And I'm so glad I did. I love pretty much everything that OwlCrate created for this box. And even the stuff I didn't love has grown on me. The theme was “Libraries of Wonder” and all the items and the included book are inspired by fictional libraries.

  • Lanai Taylor Tote Bag - I'm not a huge fan of this art style of the design, but this is a seriously solid tote. It fits my laptop, two book beaus and all the other random things I carry around with me every day.

  • Quotes about Libraries Coasters - I don't need more coasters, but these put our very large collection of random bar coasters to shame. The featured art by KDP Letters really pops on the coasters. I have a book sleeve from another box featuring her work, but it's unreadable due to poor printing. These are so much better.

  • Skeleton Key Pen - SUCH a smart inclusion in this library-themed box! I love that it's useful and still on theme.

  • Book Beau Coffee - I haven’t opened this yet, but based on the amazing smell of the bag, it’s going to make a great cup of coffee. Book Beau hasn’t failed me yet.

  • Narnia Bookends - Designed by Hey Atlas, these cute metal bookends will probably end up in another bookish home. I'm big on Narnia nor are my shelves every empty enough to need bookends. Maybe I'll do a giveaway over on my Instagram.

  • “A Sorcery of Thrones” by Margaret Rogerson and enamel pin - I’ve not had a chance to start the book yet, but I’m so in love with OWLCrate’s changes to the dust jacket. Their version is a lovely and deep purple where as the original hardback is teal. OwlCrate does not disappoint with their custom dust jackets. And don’t even get me started on the enamel pin by Brio + Brandish. This cat themed pin as me so jazzed to read the book.

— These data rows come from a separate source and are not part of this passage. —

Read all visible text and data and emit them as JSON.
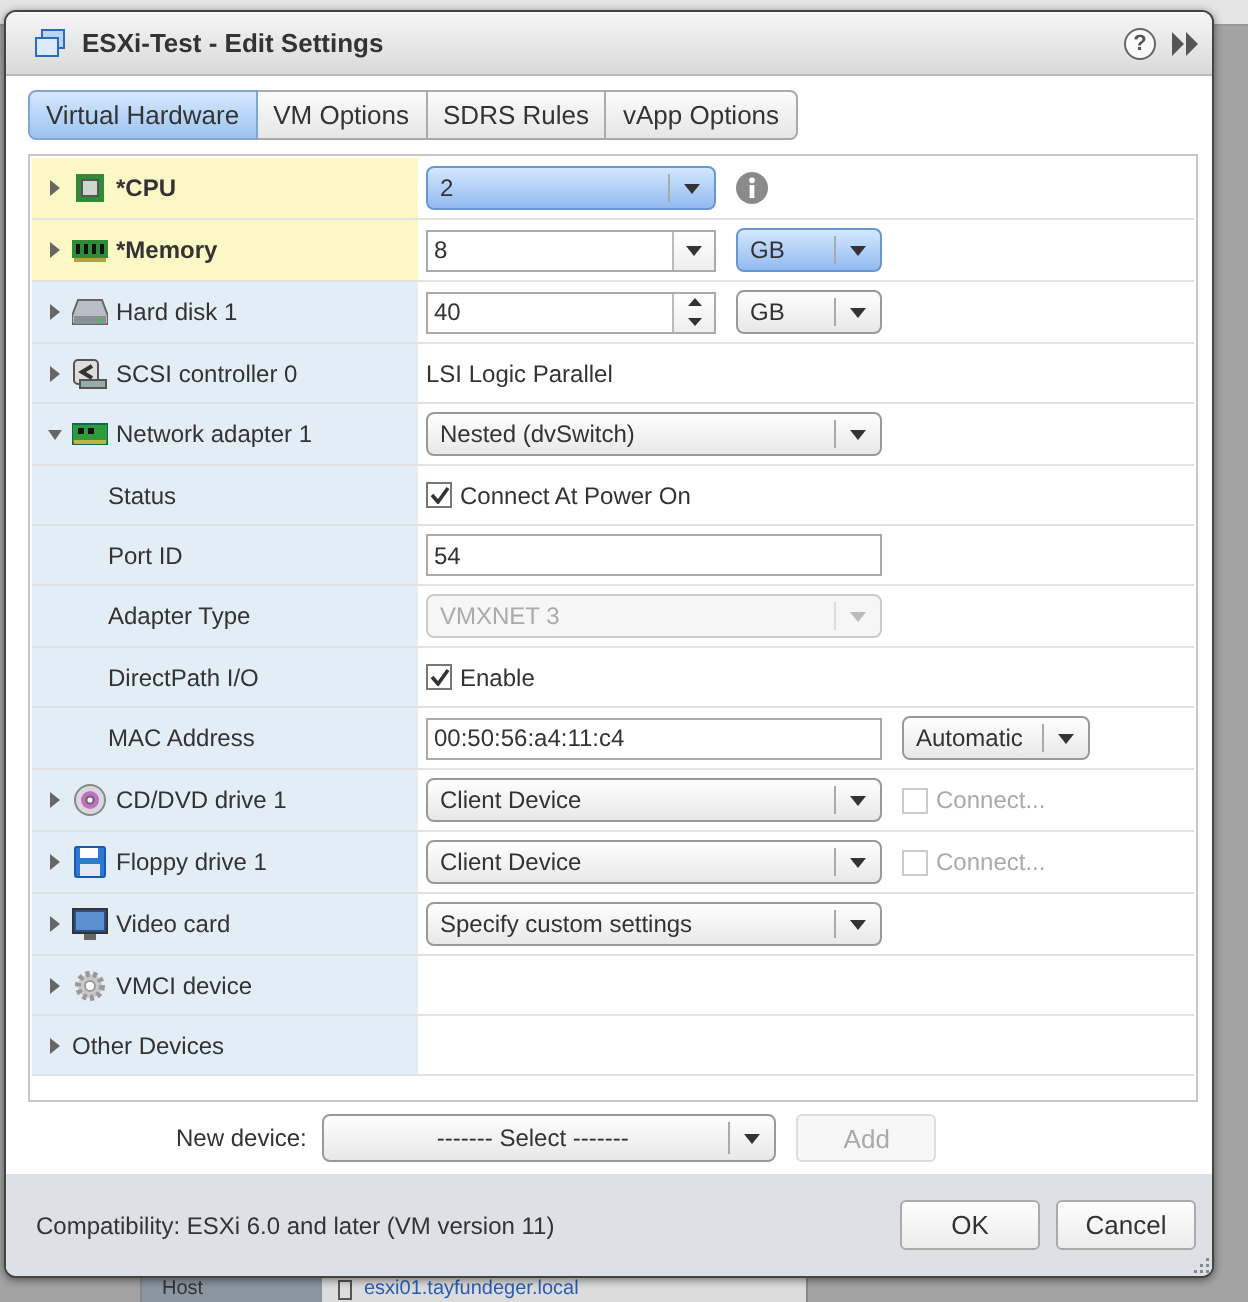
{
  "background": {
    "host_label": "Host",
    "host_value": "esxi01.tayfundeger.local"
  },
  "dialog": {
    "title": "ESXi-Test - Edit Settings",
    "help": "?"
  },
  "tabs": [
    {
      "label": "Virtual Hardware",
      "selected": true
    },
    {
      "label": "VM Options",
      "selected": false
    },
    {
      "label": "SDRS Rules",
      "selected": false
    },
    {
      "label": "vApp Options",
      "selected": false
    }
  ],
  "devices": [
    {
      "kind": "cpu",
      "label": "*CPU",
      "expanded": false,
      "modified": true,
      "cells": [
        {
          "kind": "select",
          "value": "2",
          "highlighted": true,
          "disabled": false
        },
        {
          "kind": "info"
        }
      ]
    },
    {
      "kind": "memory",
      "label": "*Memory",
      "expanded": false,
      "modified": true,
      "cells": [
        {
          "kind": "combo",
          "value": "8"
        },
        {
          "kind": "select",
          "value": "GB",
          "highlighted": true,
          "disabled": false
        }
      ]
    },
    {
      "kind": "disk",
      "label": "Hard disk 1",
      "expanded": false,
      "modified": false,
      "cells": [
        {
          "kind": "spin",
          "value": "40"
        },
        {
          "kind": "select",
          "value": "GB",
          "highlighted": false,
          "disabled": false
        }
      ]
    },
    {
      "kind": "controller",
      "label": "SCSI controller 0",
      "expanded": false,
      "modified": false,
      "cells": [
        {
          "kind": "text",
          "value": "LSI Logic Parallel"
        }
      ]
    },
    {
      "kind": "network",
      "label": "Network adapter 1",
      "expanded": true,
      "modified": false,
      "cells": [
        {
          "kind": "select",
          "value": "Nested (dvSwitch)",
          "highlighted": false,
          "disabled": false
        }
      ],
      "children": [
        {
          "label": "Status",
          "cells": [
            {
              "kind": "checkbox",
              "label": "Connect At Power On",
              "checked": true,
              "disabled": false
            }
          ]
        },
        {
          "label": "Port ID",
          "cells": [
            {
              "kind": "input",
              "value": "54"
            }
          ]
        },
        {
          "label": "Adapter Type",
          "cells": [
            {
              "kind": "select",
              "value": "VMXNET 3",
              "highlighted": false,
              "disabled": true
            }
          ]
        },
        {
          "label": "DirectPath I/O",
          "cells": [
            {
              "kind": "checkbox",
              "label": "Enable",
              "checked": true,
              "disabled": false
            }
          ]
        },
        {
          "label": "MAC Address",
          "cells": [
            {
              "kind": "input",
              "value": "00:50:56:a4:11:c4"
            },
            {
              "kind": "select",
              "value": "Automatic",
              "highlighted": false,
              "disabled": false
            }
          ]
        }
      ]
    },
    {
      "kind": "cdrom",
      "label": "CD/DVD drive 1",
      "expanded": false,
      "modified": false,
      "cells": [
        {
          "kind": "select",
          "value": "Client Device",
          "highlighted": false,
          "disabled": false
        },
        {
          "kind": "checkbox",
          "label": "Connect...",
          "checked": false,
          "disabled": true
        }
      ]
    },
    {
      "kind": "floppy",
      "label": "Floppy drive 1",
      "expanded": false,
      "modified": false,
      "cells": [
        {
          "kind": "select",
          "value": "Client Device",
          "highlighted": false,
          "disabled": false
        },
        {
          "kind": "checkbox",
          "label": "Connect...",
          "checked": false,
          "disabled": true
        }
      ]
    },
    {
      "kind": "video",
      "label": "Video card",
      "expanded": false,
      "modified": false,
      "cells": [
        {
          "kind": "select",
          "value": "Specify custom settings",
          "highlighted": false,
          "disabled": false
        }
      ]
    },
    {
      "kind": "vmci",
      "label": "VMCI device",
      "expanded": false,
      "modified": false
    },
    {
      "kind": "other",
      "label": "Other Devices",
      "expanded": false,
      "modified": false
    }
  ],
  "new_device": {
    "label": "New device:",
    "select": "------- Select -------",
    "add": {
      "label": "Add",
      "disabled": true
    }
  },
  "footer": {
    "compatibility": "Compatibility: ESXi 6.0 and later (VM version 11)",
    "buttons": [
      "OK",
      "Cancel"
    ]
  }
}
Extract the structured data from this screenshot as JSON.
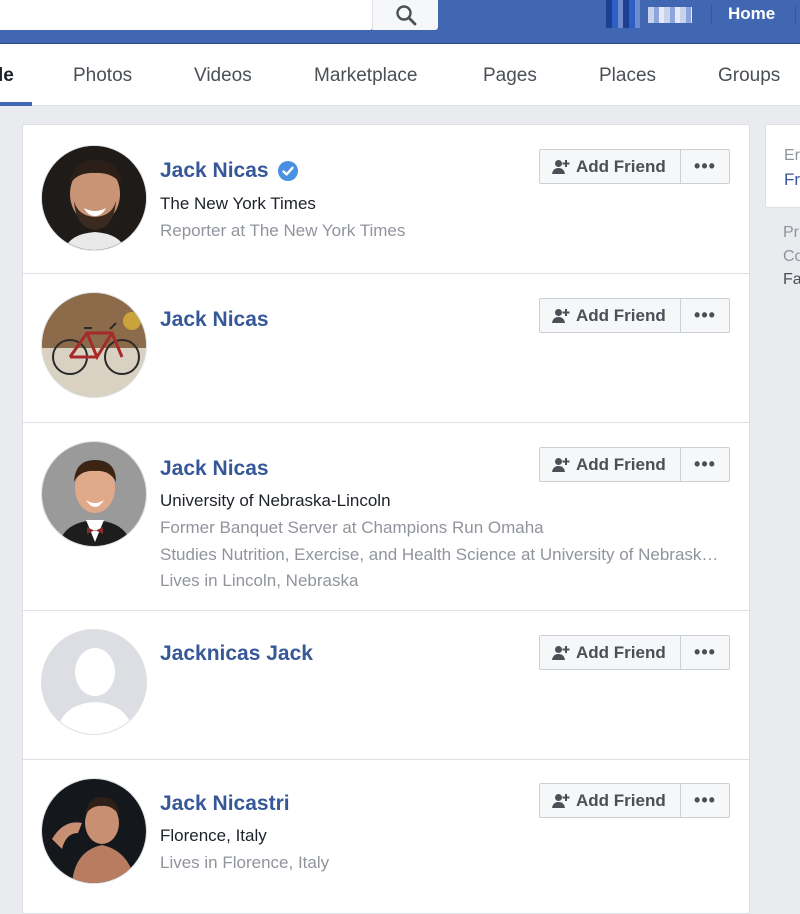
{
  "header": {
    "home_label": "Home",
    "search_icon": "magnifier-icon"
  },
  "tabs": [
    {
      "label": "le",
      "active": true
    },
    {
      "label": "Photos"
    },
    {
      "label": "Videos"
    },
    {
      "label": "Marketplace"
    },
    {
      "label": "Pages"
    },
    {
      "label": "Places"
    },
    {
      "label": "Groups"
    }
  ],
  "results": [
    {
      "name": "Jack Nicas",
      "verified": true,
      "line1": "The New York Times",
      "lines": [
        "Reporter at The New York Times"
      ],
      "photo": "man-smiling-beard"
    },
    {
      "name": "Jack Nicas",
      "verified": false,
      "line1": "",
      "lines": [],
      "photo": "bicycle"
    },
    {
      "name": "Jack Nicas",
      "verified": false,
      "line1": "University of Nebraska-Lincoln",
      "lines": [
        "Former Banquet Server at Champions Run Omaha",
        "Studies Nutrition, Exercise, and Health Science at University of Nebraska-Lincoln",
        "Lives in Lincoln, Nebraska"
      ],
      "photo": "young-man-bowtie"
    },
    {
      "name": "Jacknicas Jack",
      "verified": false,
      "line1": "",
      "lines": [],
      "photo": "default-silhouette"
    },
    {
      "name": "Jack Nicastri",
      "verified": false,
      "line1": "Florence, Italy",
      "lines": [
        "Lives in Florence, Italy"
      ],
      "photo": "shirtless-man"
    }
  ],
  "buttons": {
    "add_friend": "Add Friend",
    "more": "•••"
  },
  "right_panel": {
    "card_line1": "Er",
    "card_line2": "Fr",
    "side_lines": [
      "Pr",
      "Co",
      "Fa"
    ]
  },
  "colors": {
    "brand_blue": "#4267b2",
    "link_blue": "#365899",
    "verified_blue": "#4a90e2",
    "page_bg": "#e9ebee"
  }
}
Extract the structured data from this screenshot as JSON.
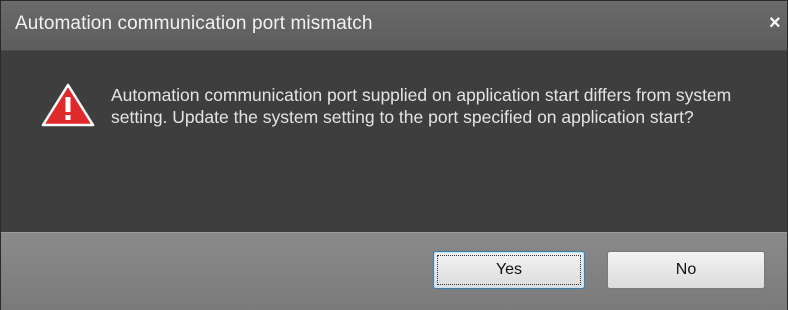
{
  "dialog": {
    "title": "Automation communication port mismatch",
    "close_glyph": "×",
    "icon": "warning-triangle-icon",
    "message": "Automation communication port supplied on application start differs from system setting. Update the system setting to the port specified on application start?",
    "buttons": {
      "yes_label": "Yes",
      "no_label": "No"
    }
  },
  "colors": {
    "titlebar": "#626262",
    "body": "#3e3e3e",
    "footer": "#848484",
    "warning_red": "#e0292b",
    "focus_blue": "#3c7fb1"
  }
}
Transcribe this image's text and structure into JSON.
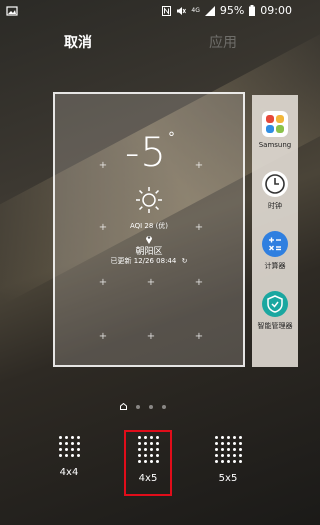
{
  "status_bar": {
    "battery": "95%",
    "time": "09:00",
    "network": "4G"
  },
  "actions": {
    "cancel_label": "取消",
    "apply_label": "应用"
  },
  "weather_widget": {
    "temperature": "-5",
    "degree": "°",
    "aqi": "AQI 28 (优)",
    "city": "朝阳区",
    "updated": "已更新 12/26 08:44"
  },
  "side_apps": [
    {
      "label": "Samsung",
      "icon": "samsung-apps-icon"
    },
    {
      "label": "时钟",
      "icon": "clock-icon"
    },
    {
      "label": "计算器",
      "icon": "calculator-icon"
    },
    {
      "label": "智能管理器",
      "icon": "smart-manager-icon"
    }
  ],
  "grid_options": [
    {
      "label": "4x4",
      "rows": 4,
      "cols": 4
    },
    {
      "label": "4x5",
      "rows": 5,
      "cols": 4
    },
    {
      "label": "5x5",
      "rows": 5,
      "cols": 5
    }
  ],
  "selected_grid": "4x5",
  "colors": {
    "highlight": "#e00d1a",
    "apply_disabled": "#6f6e6a"
  }
}
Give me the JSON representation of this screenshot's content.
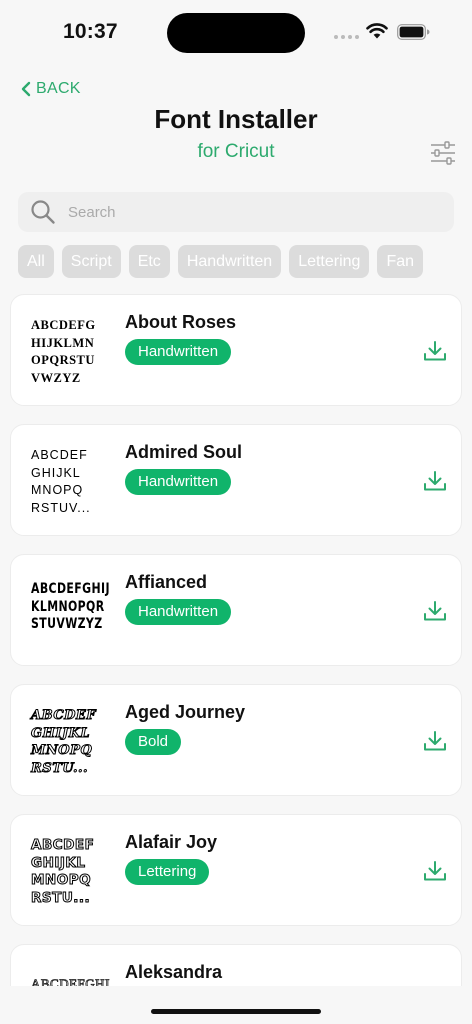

All in all a super first box from OwlCrate. I’ve already ordered their July box and can’t wait to see what surprises they have in store!

If you’re interested in getting a box, follow my referral link and subscribe to OwlCrate or pick up a one time gift box (that’s what I’ve been doing).